By Charley Worte, Interim General Manager, Conservation Ontario

In recognition of Canada Water Week, Ontario’s Conservation Authorities are launching a series of Watershed Report Cards that provide us with a picture on the health of a number of Ontario watersheds. More than a dozen are available today on the website with more to come throughout this year.

Conservation Authorities, in partnership with other agencies, collect a wide variety of water and environmental data and, while most Conservation Authorities have issued reports on watershed conditions before, this is the first time that report cards have used standardized analysis and reporting methods. This will allow Ontario residents to get a province wide picture of the health of our watersheds.

The responsibility for managing watershed natural resources is shared by many organizations including provincial ministries, municipalities, citizens groups, watershed residents as well as the Conservation Authorities themselves. These report cards provide insight into how we are collectively doing using three resource categories: surface water quality, forest conditions and groundwater quality.

The grades of the first batch of report cards are sobering. While there are some As and Bs there are also a lot of Ds and Cs, primarily in areas of intensive land use such as the Greater Toronto area or in areas with extensive agriculture. This is to be expected since we know that intensive land use has a significant impact on our rivers and natural areas.

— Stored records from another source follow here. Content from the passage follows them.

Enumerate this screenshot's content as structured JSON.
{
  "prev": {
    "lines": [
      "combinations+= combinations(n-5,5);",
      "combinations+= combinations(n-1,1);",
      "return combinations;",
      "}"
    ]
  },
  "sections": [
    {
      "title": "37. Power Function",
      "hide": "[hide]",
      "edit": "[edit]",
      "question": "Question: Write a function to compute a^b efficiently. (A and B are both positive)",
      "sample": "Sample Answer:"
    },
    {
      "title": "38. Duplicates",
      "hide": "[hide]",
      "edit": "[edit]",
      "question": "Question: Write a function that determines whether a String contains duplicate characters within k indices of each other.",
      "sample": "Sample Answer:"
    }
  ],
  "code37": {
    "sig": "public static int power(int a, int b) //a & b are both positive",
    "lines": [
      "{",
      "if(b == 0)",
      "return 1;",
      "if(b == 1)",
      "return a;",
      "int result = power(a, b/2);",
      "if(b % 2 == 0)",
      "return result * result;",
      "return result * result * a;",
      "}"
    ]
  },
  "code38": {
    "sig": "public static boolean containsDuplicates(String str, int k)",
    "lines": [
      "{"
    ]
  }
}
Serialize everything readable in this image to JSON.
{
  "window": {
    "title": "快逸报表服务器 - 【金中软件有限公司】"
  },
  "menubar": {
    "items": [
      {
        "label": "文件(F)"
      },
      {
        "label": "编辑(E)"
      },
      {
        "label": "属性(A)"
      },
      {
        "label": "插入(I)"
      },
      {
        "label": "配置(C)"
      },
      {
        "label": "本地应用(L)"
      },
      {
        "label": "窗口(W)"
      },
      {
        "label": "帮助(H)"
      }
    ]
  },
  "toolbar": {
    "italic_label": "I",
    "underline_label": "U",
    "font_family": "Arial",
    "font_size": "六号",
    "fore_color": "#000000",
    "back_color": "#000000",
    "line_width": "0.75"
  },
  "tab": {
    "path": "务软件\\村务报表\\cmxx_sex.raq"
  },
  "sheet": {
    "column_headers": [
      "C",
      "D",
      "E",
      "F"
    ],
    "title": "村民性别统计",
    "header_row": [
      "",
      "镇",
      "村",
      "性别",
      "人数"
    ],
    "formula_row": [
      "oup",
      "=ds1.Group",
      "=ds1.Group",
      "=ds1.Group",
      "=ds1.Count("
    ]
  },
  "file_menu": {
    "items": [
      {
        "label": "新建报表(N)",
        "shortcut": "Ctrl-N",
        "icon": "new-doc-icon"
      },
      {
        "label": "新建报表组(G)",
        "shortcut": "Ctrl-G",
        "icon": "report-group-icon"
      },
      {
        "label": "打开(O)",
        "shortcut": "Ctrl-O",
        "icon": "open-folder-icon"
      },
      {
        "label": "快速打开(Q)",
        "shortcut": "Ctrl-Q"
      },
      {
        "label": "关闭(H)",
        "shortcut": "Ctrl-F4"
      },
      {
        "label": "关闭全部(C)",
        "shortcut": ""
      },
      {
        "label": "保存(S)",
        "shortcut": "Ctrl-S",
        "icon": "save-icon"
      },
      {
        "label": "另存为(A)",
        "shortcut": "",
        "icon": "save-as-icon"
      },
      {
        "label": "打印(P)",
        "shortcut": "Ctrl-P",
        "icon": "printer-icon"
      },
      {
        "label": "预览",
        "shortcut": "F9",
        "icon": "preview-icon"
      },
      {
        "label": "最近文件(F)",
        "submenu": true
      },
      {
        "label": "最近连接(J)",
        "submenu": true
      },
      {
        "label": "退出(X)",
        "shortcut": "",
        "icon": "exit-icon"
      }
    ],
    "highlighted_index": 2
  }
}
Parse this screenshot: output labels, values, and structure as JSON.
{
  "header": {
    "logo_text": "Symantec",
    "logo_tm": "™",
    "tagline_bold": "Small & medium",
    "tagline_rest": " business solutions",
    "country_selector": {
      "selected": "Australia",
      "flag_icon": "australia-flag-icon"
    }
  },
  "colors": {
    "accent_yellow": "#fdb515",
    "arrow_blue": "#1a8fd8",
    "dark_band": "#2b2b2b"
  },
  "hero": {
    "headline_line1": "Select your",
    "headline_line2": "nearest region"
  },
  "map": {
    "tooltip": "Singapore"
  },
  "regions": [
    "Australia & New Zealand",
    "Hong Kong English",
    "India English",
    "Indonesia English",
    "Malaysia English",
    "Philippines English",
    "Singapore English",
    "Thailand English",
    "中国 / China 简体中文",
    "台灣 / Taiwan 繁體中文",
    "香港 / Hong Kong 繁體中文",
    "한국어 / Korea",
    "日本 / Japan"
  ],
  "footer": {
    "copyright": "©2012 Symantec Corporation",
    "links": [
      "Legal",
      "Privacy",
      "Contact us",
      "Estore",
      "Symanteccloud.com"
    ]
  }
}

One of the biggest threats we need to tackle is storm water runoff in both urban and rural areas, which can carry pollutants into rivers and lakes and cause erosion and flooding. We also need to do a better job of protecting and restoring natural areas.

The good news is we know what the solutions are.

To start with we can do more watershed planning, monitoring and reporting to identify specific problems and target the most effective solutions. In urban areas we can be smarter in how we develop land by implementing Low Impact Development which prevents storm water runoff and instead, keeps water on the landscape and cycling through the water cycle. Storm water runoff is polluting rivers, creeks and streams, and ultimately impacting the Great Lakes. In rural areas  farmers and other landowners, with the help of various agencies, are  implementing stewardship practices that reduce impacts, and with additional support they can do more.

Why should this matter to you? A healthy watershed provides us with safe drinking water, clean air, access to green areas and outdoor activities, and provides a foundation for a good part of Ontario’s economy.  

Healthy ecosystems and biodiversity build local watershed resilience, promoting healthier Great Lakes and helping us adapt to one of the biggest and growing challenges we face – climate change.

While these Watershed Report Cards provide a snapshot of how we are doing now, their real value will come in the future when subsequent report cards will allow us to compare trends over time to find out how effective our efforts are.

In the meantime, take the opportunity to explore these reports cards to learn about your local watershed and then talk to your local Conservation Authority. If you happen to live in an A or B watershed the Conservation Authority can give you ideas on how you can keep it that way. If it’s a C or a D, don’t worry, they can tell you what you can do to help improve the grade next time.